Information shown »
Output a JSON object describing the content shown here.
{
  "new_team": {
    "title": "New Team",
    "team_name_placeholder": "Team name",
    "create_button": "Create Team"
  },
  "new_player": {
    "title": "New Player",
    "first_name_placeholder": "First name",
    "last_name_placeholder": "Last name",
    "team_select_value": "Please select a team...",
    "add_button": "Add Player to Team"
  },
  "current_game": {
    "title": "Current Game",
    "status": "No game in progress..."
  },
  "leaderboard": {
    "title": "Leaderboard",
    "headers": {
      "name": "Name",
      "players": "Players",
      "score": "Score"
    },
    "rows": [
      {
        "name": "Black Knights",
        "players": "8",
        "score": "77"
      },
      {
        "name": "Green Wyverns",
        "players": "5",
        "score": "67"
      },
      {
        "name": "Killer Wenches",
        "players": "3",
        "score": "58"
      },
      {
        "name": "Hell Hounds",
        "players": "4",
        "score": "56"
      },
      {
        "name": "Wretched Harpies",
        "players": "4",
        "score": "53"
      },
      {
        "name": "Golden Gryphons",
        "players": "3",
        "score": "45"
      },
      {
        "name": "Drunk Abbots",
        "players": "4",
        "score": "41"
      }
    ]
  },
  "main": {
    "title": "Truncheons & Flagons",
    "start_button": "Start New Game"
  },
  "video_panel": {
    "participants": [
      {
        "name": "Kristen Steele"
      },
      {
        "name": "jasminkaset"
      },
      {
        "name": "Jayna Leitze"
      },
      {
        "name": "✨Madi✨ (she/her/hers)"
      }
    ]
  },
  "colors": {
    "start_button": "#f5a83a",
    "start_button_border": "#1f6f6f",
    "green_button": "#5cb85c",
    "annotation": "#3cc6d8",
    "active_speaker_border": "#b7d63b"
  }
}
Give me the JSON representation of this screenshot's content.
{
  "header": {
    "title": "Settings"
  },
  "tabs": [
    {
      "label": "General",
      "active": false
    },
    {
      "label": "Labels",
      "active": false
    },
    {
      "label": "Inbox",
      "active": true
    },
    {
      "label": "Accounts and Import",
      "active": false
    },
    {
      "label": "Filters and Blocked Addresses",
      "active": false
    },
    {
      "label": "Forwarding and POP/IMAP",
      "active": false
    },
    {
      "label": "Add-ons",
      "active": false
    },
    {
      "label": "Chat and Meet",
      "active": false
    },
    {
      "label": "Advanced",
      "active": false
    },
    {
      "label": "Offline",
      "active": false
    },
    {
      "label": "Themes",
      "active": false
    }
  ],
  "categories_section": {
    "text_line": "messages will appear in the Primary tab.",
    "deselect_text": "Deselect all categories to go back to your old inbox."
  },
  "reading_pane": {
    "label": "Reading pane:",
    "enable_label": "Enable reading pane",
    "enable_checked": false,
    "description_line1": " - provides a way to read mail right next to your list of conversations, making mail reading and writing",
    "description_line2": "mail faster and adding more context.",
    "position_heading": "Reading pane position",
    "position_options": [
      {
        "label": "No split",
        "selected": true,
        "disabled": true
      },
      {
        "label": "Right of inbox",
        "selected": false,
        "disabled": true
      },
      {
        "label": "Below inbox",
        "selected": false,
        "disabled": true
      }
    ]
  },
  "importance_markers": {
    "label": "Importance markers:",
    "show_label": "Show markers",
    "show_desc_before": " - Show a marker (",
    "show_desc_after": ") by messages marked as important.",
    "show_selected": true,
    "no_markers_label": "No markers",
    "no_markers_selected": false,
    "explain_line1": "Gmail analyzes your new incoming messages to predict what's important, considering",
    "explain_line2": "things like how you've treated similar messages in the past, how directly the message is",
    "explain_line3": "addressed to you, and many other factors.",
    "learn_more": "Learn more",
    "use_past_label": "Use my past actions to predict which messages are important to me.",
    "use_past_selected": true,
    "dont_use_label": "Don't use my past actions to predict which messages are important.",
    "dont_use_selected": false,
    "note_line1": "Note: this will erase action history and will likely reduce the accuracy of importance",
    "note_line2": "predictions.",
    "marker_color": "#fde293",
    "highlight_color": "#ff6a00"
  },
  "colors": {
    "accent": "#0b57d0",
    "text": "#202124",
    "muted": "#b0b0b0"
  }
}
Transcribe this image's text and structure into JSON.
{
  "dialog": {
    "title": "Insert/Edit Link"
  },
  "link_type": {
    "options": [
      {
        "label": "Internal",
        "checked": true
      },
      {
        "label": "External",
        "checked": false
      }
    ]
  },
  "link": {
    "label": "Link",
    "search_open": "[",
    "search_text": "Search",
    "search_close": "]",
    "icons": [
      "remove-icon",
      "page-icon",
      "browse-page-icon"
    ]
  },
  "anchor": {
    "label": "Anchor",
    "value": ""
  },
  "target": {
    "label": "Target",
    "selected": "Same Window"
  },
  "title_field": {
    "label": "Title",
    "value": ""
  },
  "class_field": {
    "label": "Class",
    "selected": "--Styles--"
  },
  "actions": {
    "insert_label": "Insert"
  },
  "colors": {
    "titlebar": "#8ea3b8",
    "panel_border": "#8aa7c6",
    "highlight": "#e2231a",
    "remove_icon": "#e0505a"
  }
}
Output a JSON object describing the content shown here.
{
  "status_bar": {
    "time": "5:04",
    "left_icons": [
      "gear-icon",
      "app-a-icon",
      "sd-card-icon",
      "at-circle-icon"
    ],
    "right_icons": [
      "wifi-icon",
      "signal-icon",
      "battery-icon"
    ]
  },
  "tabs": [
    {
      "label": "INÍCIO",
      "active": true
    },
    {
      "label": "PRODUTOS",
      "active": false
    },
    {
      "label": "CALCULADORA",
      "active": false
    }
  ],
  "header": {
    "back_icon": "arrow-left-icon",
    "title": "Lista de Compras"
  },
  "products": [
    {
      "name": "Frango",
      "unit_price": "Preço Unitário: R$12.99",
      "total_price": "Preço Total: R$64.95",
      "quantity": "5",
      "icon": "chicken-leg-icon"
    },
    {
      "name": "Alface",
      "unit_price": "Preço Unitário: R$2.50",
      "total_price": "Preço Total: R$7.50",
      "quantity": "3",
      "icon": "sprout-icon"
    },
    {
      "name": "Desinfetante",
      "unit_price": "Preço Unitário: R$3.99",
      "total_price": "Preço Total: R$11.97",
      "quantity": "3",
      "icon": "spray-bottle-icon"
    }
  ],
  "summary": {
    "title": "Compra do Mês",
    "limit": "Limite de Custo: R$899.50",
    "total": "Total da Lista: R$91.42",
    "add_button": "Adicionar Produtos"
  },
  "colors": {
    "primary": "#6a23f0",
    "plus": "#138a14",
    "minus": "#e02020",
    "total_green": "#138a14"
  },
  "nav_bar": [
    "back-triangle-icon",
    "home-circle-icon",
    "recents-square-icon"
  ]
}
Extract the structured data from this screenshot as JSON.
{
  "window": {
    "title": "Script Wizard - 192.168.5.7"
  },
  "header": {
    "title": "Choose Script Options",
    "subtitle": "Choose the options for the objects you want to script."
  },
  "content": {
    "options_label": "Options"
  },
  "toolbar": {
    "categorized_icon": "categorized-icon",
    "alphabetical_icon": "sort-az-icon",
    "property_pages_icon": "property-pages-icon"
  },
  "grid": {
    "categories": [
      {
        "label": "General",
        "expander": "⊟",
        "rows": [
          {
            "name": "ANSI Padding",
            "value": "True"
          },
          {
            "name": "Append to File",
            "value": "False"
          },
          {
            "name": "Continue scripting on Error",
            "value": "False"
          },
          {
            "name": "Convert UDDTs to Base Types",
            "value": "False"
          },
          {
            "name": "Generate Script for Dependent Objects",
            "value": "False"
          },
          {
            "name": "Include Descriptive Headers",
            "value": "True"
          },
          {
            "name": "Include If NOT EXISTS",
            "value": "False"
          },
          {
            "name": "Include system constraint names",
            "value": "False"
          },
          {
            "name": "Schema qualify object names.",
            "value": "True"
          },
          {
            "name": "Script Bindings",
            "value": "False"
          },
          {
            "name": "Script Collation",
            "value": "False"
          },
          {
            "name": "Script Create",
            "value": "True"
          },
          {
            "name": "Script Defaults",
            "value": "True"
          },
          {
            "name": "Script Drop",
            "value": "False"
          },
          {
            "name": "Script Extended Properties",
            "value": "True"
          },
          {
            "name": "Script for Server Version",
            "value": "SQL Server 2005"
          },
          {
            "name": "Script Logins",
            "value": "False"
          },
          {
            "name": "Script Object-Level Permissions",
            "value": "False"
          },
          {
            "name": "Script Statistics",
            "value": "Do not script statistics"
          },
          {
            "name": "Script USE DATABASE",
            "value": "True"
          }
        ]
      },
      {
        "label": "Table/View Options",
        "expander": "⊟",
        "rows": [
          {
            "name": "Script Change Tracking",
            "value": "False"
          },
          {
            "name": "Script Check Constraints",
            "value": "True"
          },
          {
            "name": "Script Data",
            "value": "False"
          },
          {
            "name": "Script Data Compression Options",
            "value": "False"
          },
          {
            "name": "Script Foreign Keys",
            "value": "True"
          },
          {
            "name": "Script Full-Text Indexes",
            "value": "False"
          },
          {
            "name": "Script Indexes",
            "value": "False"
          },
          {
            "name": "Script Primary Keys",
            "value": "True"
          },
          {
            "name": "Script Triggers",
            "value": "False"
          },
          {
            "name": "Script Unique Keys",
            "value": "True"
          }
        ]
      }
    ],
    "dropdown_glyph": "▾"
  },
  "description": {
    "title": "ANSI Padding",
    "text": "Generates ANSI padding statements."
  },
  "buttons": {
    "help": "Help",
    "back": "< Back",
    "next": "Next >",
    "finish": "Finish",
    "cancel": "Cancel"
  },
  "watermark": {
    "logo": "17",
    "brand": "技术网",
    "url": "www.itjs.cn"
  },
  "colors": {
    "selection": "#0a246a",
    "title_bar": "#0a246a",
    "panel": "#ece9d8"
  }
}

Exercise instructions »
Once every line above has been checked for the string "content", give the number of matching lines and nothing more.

Result below »
4